---- Input records

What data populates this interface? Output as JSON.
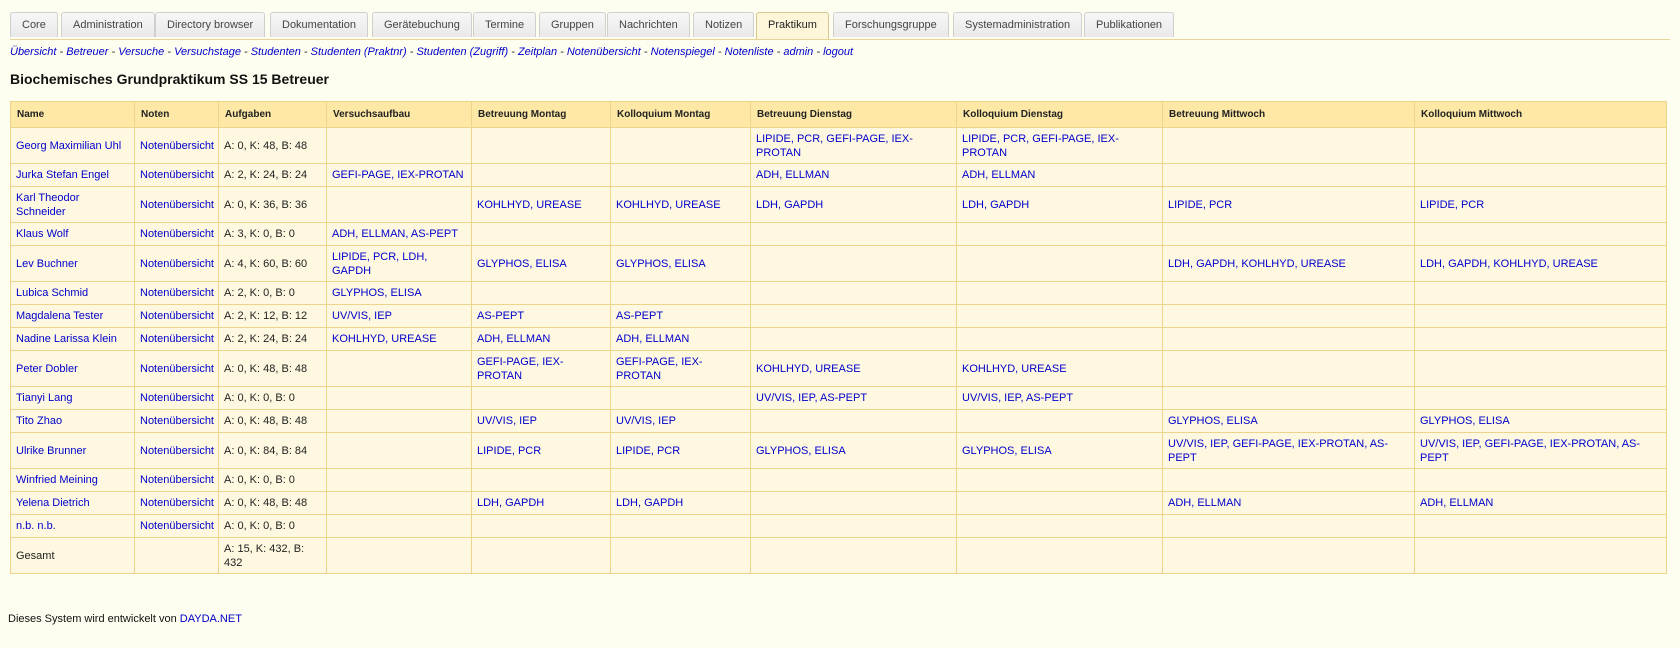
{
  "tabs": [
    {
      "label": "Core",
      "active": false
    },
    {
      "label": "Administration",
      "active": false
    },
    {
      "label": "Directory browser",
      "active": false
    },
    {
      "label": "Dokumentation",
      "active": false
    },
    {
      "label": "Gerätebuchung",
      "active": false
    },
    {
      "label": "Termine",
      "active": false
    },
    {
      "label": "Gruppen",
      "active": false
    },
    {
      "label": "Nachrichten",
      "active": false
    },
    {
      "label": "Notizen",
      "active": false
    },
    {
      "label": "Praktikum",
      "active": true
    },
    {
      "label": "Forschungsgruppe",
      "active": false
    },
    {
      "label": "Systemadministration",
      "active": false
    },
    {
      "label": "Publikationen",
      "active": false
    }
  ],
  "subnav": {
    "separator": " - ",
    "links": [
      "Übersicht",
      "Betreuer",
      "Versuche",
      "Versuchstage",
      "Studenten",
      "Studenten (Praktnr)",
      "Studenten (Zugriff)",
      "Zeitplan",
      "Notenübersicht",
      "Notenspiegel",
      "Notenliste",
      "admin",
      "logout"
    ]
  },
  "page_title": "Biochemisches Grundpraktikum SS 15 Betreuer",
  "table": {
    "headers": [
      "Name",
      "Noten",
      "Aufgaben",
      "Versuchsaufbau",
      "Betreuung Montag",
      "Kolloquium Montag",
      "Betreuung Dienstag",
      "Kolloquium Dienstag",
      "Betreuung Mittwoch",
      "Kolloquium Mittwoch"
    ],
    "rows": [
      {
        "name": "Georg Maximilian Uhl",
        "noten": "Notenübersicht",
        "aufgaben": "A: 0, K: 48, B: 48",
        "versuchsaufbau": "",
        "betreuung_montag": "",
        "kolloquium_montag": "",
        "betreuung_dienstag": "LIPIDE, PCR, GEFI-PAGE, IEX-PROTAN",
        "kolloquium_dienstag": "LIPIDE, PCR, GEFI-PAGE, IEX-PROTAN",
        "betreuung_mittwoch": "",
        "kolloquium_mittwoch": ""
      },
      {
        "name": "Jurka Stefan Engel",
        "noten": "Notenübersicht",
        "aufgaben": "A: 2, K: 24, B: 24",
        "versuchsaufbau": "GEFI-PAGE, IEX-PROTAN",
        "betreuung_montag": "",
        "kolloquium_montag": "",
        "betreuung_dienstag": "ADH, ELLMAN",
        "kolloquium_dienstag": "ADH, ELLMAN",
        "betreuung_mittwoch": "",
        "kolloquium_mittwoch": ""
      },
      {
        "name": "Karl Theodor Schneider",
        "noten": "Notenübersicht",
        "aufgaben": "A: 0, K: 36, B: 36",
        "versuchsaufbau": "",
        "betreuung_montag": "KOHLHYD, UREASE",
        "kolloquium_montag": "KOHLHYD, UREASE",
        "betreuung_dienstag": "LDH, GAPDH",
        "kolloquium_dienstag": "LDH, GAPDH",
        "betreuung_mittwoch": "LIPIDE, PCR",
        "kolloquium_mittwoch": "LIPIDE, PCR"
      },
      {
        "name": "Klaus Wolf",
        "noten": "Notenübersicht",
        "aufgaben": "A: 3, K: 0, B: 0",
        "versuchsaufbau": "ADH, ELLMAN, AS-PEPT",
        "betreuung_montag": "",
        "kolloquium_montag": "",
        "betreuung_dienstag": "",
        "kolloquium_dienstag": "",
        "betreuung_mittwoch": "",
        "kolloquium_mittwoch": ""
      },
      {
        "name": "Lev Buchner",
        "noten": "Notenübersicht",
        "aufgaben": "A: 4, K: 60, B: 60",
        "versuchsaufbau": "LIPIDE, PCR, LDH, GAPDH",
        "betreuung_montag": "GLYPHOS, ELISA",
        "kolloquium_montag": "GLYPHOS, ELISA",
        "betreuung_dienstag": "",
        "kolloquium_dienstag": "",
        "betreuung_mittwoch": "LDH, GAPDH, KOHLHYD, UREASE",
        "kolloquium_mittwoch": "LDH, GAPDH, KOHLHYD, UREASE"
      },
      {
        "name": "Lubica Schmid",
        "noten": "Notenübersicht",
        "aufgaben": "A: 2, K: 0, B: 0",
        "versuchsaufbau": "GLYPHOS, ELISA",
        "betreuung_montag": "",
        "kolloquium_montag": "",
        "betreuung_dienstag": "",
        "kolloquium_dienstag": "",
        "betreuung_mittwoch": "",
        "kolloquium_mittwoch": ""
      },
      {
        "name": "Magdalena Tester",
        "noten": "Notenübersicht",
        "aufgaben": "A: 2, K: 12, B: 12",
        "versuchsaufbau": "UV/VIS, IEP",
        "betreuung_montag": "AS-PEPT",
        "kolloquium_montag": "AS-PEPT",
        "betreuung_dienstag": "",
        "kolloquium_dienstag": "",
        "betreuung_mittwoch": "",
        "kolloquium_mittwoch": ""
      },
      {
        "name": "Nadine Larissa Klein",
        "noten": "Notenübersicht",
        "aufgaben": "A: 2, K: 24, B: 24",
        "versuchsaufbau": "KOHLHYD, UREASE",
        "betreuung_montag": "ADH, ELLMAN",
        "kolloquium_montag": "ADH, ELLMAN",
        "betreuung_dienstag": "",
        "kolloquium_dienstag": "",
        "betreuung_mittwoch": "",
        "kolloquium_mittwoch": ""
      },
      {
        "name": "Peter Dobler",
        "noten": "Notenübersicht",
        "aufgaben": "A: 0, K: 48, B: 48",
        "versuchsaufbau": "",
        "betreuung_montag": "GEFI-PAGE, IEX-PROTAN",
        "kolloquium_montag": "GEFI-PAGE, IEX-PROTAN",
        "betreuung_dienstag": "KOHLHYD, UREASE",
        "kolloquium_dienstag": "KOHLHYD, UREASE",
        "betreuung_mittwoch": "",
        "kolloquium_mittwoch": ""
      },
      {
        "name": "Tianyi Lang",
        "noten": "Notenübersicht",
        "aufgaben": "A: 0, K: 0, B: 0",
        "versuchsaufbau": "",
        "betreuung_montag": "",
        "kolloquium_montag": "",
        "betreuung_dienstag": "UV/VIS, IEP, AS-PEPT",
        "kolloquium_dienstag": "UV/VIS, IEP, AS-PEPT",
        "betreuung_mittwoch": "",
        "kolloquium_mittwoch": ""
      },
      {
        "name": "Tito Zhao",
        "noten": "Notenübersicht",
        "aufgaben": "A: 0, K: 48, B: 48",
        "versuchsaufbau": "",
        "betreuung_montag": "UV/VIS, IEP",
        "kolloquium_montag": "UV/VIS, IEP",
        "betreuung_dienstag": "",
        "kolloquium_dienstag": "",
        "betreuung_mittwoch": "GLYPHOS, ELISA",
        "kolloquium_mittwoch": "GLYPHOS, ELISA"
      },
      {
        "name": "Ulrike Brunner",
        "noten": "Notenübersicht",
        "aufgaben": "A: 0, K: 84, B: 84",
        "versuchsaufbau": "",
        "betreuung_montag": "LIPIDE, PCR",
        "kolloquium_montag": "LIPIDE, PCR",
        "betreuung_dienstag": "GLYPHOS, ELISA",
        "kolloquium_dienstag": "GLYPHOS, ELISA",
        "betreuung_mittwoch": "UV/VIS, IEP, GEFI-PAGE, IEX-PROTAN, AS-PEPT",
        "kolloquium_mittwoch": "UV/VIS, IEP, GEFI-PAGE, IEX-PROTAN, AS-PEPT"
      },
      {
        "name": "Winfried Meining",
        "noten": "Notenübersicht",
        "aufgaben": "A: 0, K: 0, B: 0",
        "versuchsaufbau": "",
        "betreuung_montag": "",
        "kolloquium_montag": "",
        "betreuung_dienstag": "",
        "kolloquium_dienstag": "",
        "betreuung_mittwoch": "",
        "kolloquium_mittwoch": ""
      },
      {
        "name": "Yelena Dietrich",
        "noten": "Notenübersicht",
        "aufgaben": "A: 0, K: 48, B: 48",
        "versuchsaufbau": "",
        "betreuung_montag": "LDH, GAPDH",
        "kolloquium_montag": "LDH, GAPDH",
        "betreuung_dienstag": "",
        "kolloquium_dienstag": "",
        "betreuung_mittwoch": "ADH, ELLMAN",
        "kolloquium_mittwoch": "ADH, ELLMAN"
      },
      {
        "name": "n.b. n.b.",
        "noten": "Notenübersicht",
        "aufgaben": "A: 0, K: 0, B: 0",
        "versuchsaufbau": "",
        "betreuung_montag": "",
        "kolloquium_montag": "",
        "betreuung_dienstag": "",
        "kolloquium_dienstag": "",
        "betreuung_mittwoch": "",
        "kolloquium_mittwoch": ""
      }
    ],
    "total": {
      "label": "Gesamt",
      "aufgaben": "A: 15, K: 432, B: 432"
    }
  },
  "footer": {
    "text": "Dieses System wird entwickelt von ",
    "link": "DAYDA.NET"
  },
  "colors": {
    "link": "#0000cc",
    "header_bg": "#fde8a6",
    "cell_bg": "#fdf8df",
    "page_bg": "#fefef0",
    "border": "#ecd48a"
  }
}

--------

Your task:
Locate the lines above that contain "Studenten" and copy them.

Solution to the exercise:
      "Studenten",
      "Studenten (Praktnr)",
      "Studenten (Zugriff)",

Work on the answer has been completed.